The Koch brothers are committed to turning the Mount Rushmore State into a safe haven for their own corporate interests at the expense of all South Dakotans.

And South Dakotans are not alone in this fight against Dark Money. As Schouten reports, the Defeat 22 campaign "marks the latest in a string of battles the Koch network has waged around the country to block efforts to disclose contributors' identities. Last year, for instance, AFP and more than a dozen other groups opposed a bill in Georgia that would have required advocacy groups active in state politics to disclose the sources of their money.
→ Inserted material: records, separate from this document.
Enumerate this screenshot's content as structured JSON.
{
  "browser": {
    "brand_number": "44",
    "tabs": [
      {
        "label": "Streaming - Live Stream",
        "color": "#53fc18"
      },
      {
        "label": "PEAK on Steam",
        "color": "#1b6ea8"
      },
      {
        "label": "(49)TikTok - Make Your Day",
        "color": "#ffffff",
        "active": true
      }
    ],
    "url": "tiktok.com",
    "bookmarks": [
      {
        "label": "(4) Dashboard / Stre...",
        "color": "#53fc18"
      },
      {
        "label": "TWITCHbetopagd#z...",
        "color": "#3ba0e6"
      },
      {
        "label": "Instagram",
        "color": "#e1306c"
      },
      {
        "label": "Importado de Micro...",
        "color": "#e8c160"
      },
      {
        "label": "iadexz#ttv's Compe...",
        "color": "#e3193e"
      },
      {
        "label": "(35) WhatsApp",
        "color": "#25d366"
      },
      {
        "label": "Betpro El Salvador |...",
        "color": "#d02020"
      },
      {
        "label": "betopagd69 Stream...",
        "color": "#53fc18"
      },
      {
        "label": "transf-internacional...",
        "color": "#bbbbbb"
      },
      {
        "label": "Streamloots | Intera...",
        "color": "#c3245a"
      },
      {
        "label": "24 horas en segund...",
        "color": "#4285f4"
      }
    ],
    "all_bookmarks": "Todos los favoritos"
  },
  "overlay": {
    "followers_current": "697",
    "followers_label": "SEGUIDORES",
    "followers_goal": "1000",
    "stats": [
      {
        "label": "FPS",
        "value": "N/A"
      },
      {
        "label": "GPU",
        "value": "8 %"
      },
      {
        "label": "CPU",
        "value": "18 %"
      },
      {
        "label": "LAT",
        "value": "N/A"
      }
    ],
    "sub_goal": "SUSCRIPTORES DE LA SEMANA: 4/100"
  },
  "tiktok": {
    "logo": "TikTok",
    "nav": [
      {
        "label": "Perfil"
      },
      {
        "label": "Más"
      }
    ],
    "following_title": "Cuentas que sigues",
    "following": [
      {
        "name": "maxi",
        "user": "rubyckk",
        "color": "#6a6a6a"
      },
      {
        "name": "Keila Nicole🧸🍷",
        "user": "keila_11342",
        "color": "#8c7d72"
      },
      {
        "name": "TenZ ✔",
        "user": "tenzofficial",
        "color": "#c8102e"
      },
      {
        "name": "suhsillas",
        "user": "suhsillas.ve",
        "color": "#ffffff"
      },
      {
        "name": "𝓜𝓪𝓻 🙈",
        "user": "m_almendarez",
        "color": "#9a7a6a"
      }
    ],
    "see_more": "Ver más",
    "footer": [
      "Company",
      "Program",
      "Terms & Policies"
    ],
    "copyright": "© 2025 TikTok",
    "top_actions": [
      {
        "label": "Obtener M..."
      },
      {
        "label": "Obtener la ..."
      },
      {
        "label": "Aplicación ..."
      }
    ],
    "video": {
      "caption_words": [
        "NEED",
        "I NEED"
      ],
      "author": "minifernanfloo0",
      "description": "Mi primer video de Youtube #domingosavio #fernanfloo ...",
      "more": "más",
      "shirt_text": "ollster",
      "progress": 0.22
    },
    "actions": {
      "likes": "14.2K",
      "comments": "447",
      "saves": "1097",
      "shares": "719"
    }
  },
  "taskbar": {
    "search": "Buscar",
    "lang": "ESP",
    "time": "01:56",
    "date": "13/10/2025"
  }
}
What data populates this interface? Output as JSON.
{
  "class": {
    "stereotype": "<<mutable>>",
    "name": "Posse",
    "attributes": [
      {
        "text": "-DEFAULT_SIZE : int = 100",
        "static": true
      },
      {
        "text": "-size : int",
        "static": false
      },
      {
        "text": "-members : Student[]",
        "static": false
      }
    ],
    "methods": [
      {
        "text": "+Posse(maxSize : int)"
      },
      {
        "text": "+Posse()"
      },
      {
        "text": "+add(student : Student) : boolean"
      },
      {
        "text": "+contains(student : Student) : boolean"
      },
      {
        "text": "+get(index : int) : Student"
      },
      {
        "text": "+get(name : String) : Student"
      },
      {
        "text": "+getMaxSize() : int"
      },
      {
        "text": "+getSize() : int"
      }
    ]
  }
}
The measure died."

This article was reposted with permission from our media associate Common Dreams.

The wildfires that roared through Eastern Washington in September had a devastating impact on an extremely endangered species of rabbit.

Read More Show Less

EcoWatch Daily Newsletter

A protestor in NYC holds up a sign that reads, "November Is Coming" on June 14, 2020 in reference to voting in the 2020 presidential election. Ira L. Black / Corbis / Getty Images

By Mark Hertsgaard

What follows are not candidate endorsements. Rather, this nonpartisan guide aims to inform voters' choices, help journalists decide what races to follow, and explore what the 2020 elections could portend for climate action in the United States in 2021 and beyond.

Read More Show Less

Trending

Activists fight a peat fire in Siberia in September. ALEXANDER NEMENOV / AFP via Getty Images

The wildfires that ignited in the Arctic this year started earlier and emitted more carbon dioxide than ever before.

Read More Show Less
A metapopulation project in South Africa has almost doubled the population of cheetahs in less than nine years. Ken Blum / Wikimedia Commons / CC by 3.0

By Tony Carnie

South Africa is home to around 1,300 of the world's roughly 7,100 remaining cheetahs. It's also the only country in the world with significant cheetah population growth, thanks largely to a nongovernmental conservation project that depends on careful and intensive human management of small, fenced-in cheetah populations. Because most of the reserves are privately funded and properly fenced, the animals benefit from higher levels of security than in the increasingly thinly funded state reserves.

Read More Show Less
A new super enzyme feeds on the type of plastic that water and soda bottles are made of, polyethylene terephthalate (PET). zoff-photo / iStock / Getty Images Plus

Scientists are on the brink of scaling up an enzyme that devours plastic. In the latest breakthrough, the enzyme degraded plastic bottles six times faster than previous research achieved, as The Guardian reported.

Read More Show Less

Support Ecowatch